Storytelling school

Carnegie Hall presents These Haunted Hills with the WV Storytelling Guild on October 28

LEWISBURG (WVDN) — Carnegie Hall is teaming up with the West Virginia Storytelling Guild to celebrate Halloween with These Haunted Hills: Appalachian Ghost Stories and Folklore on Friday, Oct. 28 at 7 p.m. in Carnegie’s Old Stone Hall.

Get your Halloween mood on and enjoy an exciting night of spooky stories and spooky tales presented by JoAnn Dadisman and Jody French-Burr of the West Virginia Storytelling Guild. Arrive early and try a signature Halloween cocktail using custom bitters from the Medicinal and Culinary Bitters Course with Jan Darrah. This is a family event with spooky fun for all ages.

French-Burr’s life is surrounded by heritage, stories and nature. As a storyteller, she shares these stories, hoping to inspire others to find their connections to people and place themselves through stories. From writing her own interpretations of heritage tales and folklore to verse, Jodi often tells stories in places where history has happened and wildflowers grow. She also creates tales based on her own life experiences. Often using storytelling in her work as an interpretive ranger for the National Park Service, French-Burr shares heritage whenever she can.

“Everyone has a story to tell, a story to preserve,” she says. French-Burr is the founder of the West Virginia Storytelling Guild and the 2001 recipient of the guild’s Bob McWhorter Award.

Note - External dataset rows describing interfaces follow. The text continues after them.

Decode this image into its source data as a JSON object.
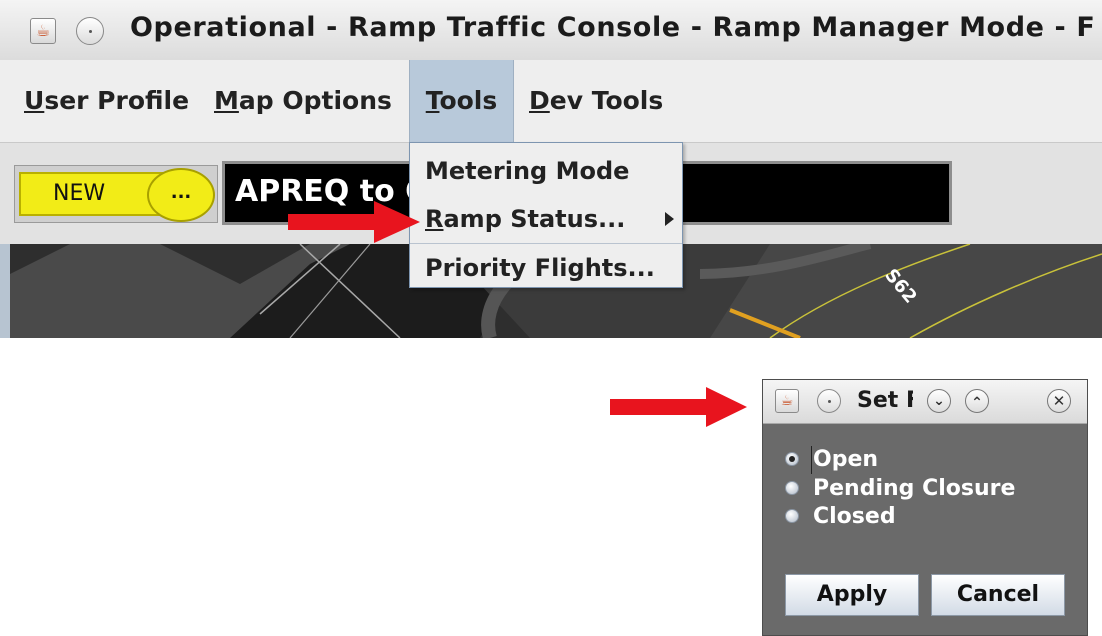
{
  "console": {
    "title": "Operational - Ramp Traffic Console - Ramp Manager Mode - F",
    "menubar": {
      "user_profile": {
        "mnemonic": "U",
        "rest": "ser Profile"
      },
      "map_options": {
        "mnemonic": "M",
        "rest": "ap Options"
      },
      "tools": {
        "mnemonic": "T",
        "rest": "ools"
      },
      "dev_tools": {
        "mnemonic": "D",
        "rest": "ev Tools"
      }
    },
    "tools_menu": {
      "metering_mode": "Metering Mode",
      "ramp_status": {
        "mnemonic": "R",
        "rest": "amp Status..."
      },
      "priority_flights": "Priority Flights..."
    },
    "toolbar": {
      "new_label": "NEW",
      "more_label": "...",
      "message": "APREQ to C"
    },
    "map": {
      "taxiway_label": "S62",
      "line_color": "#c9c23a",
      "highlight_color": "#e0a020"
    }
  },
  "dialog": {
    "title": "Set F",
    "options": [
      "Open",
      "Pending Closure",
      "Closed"
    ],
    "selected": "Open",
    "apply_label": "Apply",
    "cancel_label": "Cancel"
  },
  "annotations": {
    "arrow_color": "#e8141e"
  }
}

A retired educator and active storyteller, Dadisman has been sharing stories about her beloved mountains for over 50 years. Although she considers herself an Appalachian storyteller, she also enjoys telling folk tales from around the world and frequently presents programs that combine true stories with tales, myths, legends and family stories seasoned with smiles and sometimes tears.

For nearly two decades, she and June Riffle starred as the Mountain Echoes, a tandem storytelling duo that promoted Appalachian culture and heritage, especially in their home state. Today, she is a solo storyteller who offers workshops and performances that weave memories and imagination through oral and written traditions.

Dadisman is dedicated to preserving its mountain heritage and promoting an understanding of who we are as West Virginia. In 2011, she received the coveted Teacher of the Year award from the WVU Eberly College of Arts and Sciences. She is also active in the West Virginia Storytelling Guild.